So what’s the big deal?
It’s not as obvious until you look at watt hours, which it the total amount of energy available to do work in a battery system. You get it from the equation:
Nominal Volts x Amp Hours = Watt Hours
For Milwaukee’s 9.0 amp hour battery and DeWalt’s FlexVolt 3.0/9.0 amp hour battery, you get a solid 162 watt-hours. With Makita 18V X2 LXT tools, you can take it to a total of 216 watt-hours – a full 33% more capacity than those two options. Compared to the 36V, 4 amp-hour options, it’s an additional 50% capacity.
Is There a Continued Need for the Makita 18V X2 LXT Line?
As brushless motor and battery technology has improved, more cordless tools are able to operate on the 18V platform quite effectively. Tools like Makita’s XWT07 18V LXT Impact Wrench are powerful – 1250 FOOT pounds of torque powerful! So does that mean the 36V platform is on its way out?
Not hardly. Aside from the fact that there are always new tools to bring into the cordless realm on the construction side, Makita has also expanded well into outdoor power equipment. With a full line of cordless OPE to supplement their 4-stroke gas options, Makita has offered their users an incredible amount of versatility all without stepping away from the 18V LXT battery.
With tons of potential left in both Makita 18V X2 LXT cordless tools and the 18V LXT line, don’t expect to see Makita changing direction anytime soon.

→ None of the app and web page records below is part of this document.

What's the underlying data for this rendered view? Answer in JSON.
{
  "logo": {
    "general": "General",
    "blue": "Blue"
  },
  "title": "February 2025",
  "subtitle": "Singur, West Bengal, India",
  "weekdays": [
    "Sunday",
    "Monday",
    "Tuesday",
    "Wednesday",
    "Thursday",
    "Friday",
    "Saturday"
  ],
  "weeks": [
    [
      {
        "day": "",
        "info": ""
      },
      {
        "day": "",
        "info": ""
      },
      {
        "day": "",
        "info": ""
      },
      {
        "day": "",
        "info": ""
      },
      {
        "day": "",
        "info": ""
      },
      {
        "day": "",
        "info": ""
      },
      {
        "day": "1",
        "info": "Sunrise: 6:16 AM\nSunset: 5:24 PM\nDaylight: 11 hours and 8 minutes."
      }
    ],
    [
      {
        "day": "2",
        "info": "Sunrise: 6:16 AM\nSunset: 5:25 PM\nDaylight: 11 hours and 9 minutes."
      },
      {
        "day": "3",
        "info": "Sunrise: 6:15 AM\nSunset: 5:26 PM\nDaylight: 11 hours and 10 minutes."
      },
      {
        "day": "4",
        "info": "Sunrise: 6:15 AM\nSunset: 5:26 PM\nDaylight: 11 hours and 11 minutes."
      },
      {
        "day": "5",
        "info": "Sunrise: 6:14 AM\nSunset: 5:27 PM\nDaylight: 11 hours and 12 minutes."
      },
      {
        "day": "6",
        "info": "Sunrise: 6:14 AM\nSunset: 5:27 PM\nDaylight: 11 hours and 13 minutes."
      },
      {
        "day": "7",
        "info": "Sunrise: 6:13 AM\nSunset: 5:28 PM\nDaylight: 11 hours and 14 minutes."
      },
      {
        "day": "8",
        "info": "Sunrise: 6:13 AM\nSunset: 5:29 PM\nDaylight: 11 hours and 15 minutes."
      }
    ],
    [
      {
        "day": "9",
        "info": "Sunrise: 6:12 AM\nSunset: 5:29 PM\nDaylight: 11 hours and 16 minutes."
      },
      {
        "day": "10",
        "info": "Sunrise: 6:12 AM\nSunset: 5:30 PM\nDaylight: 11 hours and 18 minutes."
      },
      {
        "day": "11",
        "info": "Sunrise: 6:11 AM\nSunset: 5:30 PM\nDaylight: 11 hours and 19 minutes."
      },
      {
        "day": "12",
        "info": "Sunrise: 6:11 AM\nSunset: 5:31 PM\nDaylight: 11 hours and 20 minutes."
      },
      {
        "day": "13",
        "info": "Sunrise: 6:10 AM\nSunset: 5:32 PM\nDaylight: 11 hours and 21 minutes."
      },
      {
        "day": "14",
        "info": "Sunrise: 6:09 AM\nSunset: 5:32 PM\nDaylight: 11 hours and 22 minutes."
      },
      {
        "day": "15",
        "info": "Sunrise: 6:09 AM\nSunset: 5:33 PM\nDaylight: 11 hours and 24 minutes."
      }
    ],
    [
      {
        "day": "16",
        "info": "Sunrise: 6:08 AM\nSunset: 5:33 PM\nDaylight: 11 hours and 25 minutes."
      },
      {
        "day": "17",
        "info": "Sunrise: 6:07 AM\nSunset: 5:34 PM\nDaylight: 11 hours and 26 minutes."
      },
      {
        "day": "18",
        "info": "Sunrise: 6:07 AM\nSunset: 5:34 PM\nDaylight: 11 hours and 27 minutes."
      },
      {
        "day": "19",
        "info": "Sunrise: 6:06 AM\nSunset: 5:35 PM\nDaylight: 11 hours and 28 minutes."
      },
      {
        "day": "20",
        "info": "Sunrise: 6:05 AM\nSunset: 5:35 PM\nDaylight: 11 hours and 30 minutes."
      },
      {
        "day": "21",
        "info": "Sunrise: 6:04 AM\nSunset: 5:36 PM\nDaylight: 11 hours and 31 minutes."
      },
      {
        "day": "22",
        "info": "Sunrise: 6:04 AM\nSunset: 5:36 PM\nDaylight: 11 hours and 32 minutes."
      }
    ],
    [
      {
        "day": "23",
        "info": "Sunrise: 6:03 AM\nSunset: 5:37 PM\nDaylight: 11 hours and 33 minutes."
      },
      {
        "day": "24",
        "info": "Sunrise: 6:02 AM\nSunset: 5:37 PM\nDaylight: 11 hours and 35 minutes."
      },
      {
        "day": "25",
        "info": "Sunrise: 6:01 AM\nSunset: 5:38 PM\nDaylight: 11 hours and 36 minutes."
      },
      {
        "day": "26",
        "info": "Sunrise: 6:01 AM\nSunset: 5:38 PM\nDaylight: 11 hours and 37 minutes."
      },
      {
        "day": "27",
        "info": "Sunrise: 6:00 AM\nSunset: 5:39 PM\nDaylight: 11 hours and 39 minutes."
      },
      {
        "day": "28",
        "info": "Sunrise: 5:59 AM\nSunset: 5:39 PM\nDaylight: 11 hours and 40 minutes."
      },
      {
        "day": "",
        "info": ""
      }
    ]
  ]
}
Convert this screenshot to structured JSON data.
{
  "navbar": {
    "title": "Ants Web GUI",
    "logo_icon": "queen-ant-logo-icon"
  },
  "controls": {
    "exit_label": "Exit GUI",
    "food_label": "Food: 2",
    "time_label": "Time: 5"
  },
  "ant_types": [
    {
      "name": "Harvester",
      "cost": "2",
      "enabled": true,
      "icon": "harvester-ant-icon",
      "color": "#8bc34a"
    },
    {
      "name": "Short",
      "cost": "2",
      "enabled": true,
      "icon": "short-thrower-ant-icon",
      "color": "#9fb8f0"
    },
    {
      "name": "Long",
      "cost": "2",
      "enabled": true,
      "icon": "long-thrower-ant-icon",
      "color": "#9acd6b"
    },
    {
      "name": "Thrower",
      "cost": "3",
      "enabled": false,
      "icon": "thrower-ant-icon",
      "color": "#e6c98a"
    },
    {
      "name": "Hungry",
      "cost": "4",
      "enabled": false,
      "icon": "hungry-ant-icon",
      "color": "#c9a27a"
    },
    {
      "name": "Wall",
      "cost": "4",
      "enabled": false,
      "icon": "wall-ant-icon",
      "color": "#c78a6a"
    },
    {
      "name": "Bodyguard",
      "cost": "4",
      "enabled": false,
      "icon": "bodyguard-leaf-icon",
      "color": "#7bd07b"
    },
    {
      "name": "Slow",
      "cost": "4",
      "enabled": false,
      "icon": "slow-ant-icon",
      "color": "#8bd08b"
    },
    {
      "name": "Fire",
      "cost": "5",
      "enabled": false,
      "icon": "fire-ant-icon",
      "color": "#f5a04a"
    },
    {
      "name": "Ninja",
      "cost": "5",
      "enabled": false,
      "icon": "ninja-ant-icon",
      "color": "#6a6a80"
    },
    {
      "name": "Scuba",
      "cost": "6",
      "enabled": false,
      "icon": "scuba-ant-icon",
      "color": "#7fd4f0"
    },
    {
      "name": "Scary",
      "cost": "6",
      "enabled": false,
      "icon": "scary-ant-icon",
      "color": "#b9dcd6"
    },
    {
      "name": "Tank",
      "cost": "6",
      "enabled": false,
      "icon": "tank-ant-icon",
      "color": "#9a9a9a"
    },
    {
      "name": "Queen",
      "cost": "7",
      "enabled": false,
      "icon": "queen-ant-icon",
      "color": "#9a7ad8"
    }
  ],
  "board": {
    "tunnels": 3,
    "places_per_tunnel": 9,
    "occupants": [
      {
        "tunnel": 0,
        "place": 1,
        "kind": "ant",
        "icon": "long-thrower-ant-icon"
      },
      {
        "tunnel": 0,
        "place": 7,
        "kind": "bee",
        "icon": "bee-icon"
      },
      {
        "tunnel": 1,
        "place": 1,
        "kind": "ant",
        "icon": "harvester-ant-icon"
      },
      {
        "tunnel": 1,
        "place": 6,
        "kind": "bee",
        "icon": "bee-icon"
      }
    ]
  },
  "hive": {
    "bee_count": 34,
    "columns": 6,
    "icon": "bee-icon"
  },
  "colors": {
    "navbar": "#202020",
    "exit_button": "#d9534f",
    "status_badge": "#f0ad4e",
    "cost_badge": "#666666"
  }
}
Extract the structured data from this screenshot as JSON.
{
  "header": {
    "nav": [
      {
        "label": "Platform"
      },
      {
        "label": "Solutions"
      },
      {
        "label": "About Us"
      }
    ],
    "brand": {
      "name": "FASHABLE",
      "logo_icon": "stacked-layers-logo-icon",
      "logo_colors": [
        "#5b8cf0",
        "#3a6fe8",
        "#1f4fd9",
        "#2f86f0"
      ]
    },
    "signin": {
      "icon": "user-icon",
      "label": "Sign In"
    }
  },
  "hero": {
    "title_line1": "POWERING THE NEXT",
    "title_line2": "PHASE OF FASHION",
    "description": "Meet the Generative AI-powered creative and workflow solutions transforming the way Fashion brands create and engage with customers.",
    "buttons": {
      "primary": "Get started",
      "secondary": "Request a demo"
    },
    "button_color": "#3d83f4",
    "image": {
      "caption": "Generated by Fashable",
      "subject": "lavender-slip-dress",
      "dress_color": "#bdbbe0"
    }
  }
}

I walked into Home Depot to get an 18v lxt sawzall and they were out of them but had the 36v version. I didnt have time to shop another store and my curiosity prompted me to purchase it over a corded version. I have other makita cordless tools so changing brands was not an option. Once I powered it up. I was simply amazed of the power it produced as well as the longevity of the batteries (dual 5.0amp hr). I don’t use a sawzall often but owning that helped me make my next decision. I let an apprentice use… Read more »
Ergo uses the x2 concept for their cordless snow blower – “it combines any two ARC Lithium™ batteries for the power to clear heavy, wet snow.” I have the x2 circular saw – on a couple of volunteer build projects the folks who are builders in their day jobs were impressed by the x2 performance. Until Makita came out with the 6 Ah, 5Ah batteries, the 4Ah battery was limiting. Plus no charge level lights on the smaller packs – have to put them in the saw to see the charge. Also the need for 2 chargers versus 1 charger.… Read more »
by the way i have made my own 10.5 amp-hr batteries for my makita tools…extends run-time insanely while doubling the power on some tools…
and to top the what hr discuction off…if makita came up wit a 9.0 battery now they would have a total of 360 watts…twice milwaukee twice the voltage…half the amps…half the heat…!!!!!!!!!!!
This is a smart idea from Makita, I just wish that Milwaukee had thought of it first. I’ve used Milwaukee cordless tools since around1996 when I saw all the techs in the shop I worked in with their Makita battery latches taped closed on their drills because the latch always always seemed to get caught on something under the car releasing the battery and allowing it to fall out landing on the concrete floor and sometimes breaking it in the process.